When the opportunity arose to shoot a feature about a champion bucking bull, producer Mike Johns jumped into the saddle.
He had produced “Monkey Rodeo” in 2012 -- about monkeys who ride on the backs of dogs to herd sheep for the entertainment of humans. Now he trained his rodeo sites on Bushwacker, a 1700-pound creature known as the “Muhammad Ali of bucking bulls”.
Johns gathered his crew and headed down to Oklahoma and Texas. He shot Bushwacker’s handler and owner. He shot a couple of the cowboys who try to ride him for the required eight seconds in Professional Bull Riding competition.
He and reporter/narrator Wright Thompson told the story of Bushwacker’s upbringing and emergence as a star, with tongues firmly in cheek, and a nod to the ‘Western Myth’ in American film and literature.
No story about a superstar would be complete without an interview, and Johns delivered, so to speak. At 1:53 Bushwacker rings in with his opinion of...something. We aren’t quite sure of what, but the good news is that Johns captured it for posterity.
“It wasn’t like I had to be Barbara Walters interviewing him,” said Johns. “I just stayed on the other side of the fence. If you wait long enough he will make a noise.
“It was easy because he can’t argue or give you trouble.”
Overall, the making of “Ballad of Bushwacker” went off smoothly, Johns said, except for one hitch. When he started the work Bushwacker had bucked off 42 straight rides, a record on the PBR circuit. Then in mid-August J.B. Mauney broke the streak with an eight-second ride in Tulsa. Mauney’s ride shattered Bushwacker’s aura of invincibility and caused Johns to pause.
“When he got rode the question was do we even do the story,” Johns recalled.
After deliberation, Johns decided Mauney’s ride added texture to the story.
“It gave us a third act,” he said.
Johns offered up Bushwacker’s handler, Kent Cox, to explain Mauney’s ride:

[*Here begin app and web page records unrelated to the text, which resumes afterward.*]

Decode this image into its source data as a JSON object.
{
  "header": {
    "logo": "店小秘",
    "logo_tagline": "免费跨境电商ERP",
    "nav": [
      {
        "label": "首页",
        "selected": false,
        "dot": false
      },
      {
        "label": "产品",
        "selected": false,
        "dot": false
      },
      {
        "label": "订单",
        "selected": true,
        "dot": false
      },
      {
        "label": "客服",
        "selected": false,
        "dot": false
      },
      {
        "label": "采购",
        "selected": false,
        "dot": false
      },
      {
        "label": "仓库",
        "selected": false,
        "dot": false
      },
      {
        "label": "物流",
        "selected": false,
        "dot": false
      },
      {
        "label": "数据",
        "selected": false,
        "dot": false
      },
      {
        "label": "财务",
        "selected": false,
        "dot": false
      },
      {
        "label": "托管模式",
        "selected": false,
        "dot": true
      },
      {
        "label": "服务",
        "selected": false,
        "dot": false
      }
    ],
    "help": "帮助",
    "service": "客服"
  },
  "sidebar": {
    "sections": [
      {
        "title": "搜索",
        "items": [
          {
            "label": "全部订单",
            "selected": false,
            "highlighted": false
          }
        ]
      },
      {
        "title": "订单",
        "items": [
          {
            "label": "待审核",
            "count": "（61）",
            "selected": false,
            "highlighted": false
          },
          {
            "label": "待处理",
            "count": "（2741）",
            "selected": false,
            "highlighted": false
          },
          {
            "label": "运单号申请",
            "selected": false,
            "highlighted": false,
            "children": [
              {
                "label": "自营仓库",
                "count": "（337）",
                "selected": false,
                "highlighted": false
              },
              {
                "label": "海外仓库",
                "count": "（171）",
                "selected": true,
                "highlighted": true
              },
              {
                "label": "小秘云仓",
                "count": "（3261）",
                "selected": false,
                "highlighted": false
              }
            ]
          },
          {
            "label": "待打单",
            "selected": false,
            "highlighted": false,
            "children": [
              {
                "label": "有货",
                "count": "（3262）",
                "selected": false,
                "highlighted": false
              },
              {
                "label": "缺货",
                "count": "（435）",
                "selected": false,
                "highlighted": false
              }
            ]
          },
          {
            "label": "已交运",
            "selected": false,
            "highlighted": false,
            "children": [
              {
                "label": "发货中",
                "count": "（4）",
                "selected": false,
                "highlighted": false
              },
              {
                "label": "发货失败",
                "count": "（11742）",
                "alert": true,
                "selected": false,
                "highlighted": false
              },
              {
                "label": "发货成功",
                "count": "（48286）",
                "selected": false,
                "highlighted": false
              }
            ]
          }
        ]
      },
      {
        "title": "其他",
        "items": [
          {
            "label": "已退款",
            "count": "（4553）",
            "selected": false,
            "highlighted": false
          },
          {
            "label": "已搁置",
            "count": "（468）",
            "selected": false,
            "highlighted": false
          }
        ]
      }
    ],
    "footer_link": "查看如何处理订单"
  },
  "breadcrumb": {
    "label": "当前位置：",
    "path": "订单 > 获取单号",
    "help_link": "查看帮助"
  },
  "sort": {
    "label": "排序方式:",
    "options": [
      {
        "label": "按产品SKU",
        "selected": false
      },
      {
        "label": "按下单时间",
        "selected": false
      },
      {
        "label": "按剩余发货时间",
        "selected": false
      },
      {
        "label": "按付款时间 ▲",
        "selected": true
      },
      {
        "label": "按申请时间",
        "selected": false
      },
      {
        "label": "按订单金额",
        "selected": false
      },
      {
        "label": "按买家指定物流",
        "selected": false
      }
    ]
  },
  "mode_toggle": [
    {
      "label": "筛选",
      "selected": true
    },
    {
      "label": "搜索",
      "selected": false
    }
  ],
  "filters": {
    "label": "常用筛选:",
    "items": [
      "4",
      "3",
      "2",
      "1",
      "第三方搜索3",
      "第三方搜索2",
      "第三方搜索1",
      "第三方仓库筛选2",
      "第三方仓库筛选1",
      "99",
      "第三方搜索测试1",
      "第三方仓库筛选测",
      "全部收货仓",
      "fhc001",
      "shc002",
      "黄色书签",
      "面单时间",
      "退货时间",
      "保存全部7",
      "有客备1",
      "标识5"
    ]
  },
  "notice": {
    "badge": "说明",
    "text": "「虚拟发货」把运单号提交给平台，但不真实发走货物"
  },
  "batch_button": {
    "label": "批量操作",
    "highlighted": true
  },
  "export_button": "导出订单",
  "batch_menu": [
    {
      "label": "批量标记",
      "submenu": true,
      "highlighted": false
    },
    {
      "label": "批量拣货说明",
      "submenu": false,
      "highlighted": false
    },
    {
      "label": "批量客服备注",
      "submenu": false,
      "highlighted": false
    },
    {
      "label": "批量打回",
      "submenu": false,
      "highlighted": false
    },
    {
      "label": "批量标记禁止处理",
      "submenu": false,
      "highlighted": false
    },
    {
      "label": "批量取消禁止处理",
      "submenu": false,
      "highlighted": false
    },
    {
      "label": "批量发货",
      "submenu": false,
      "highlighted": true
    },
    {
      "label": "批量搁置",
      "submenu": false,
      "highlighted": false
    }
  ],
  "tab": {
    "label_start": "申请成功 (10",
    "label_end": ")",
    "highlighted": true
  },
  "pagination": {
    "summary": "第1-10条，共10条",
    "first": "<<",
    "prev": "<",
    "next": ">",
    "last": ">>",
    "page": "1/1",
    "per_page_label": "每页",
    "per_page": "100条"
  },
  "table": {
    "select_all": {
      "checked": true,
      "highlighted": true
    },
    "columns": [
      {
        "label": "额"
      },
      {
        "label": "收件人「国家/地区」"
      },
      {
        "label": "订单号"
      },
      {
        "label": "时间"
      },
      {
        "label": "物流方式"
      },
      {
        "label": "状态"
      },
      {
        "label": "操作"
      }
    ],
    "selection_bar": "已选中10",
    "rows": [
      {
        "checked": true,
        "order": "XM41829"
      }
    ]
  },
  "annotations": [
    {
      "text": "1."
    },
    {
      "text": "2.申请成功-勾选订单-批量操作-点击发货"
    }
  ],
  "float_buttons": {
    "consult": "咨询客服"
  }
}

“I don’t think the bull thinks he was rode,” Cox says. “I do think he thinks JB was there longer than he wanted him to be there, but in his mind, he still won.”
The last word belonged to Bushwacker.
It was loud.
(Posted by Steve Marantz, November 14, 2103)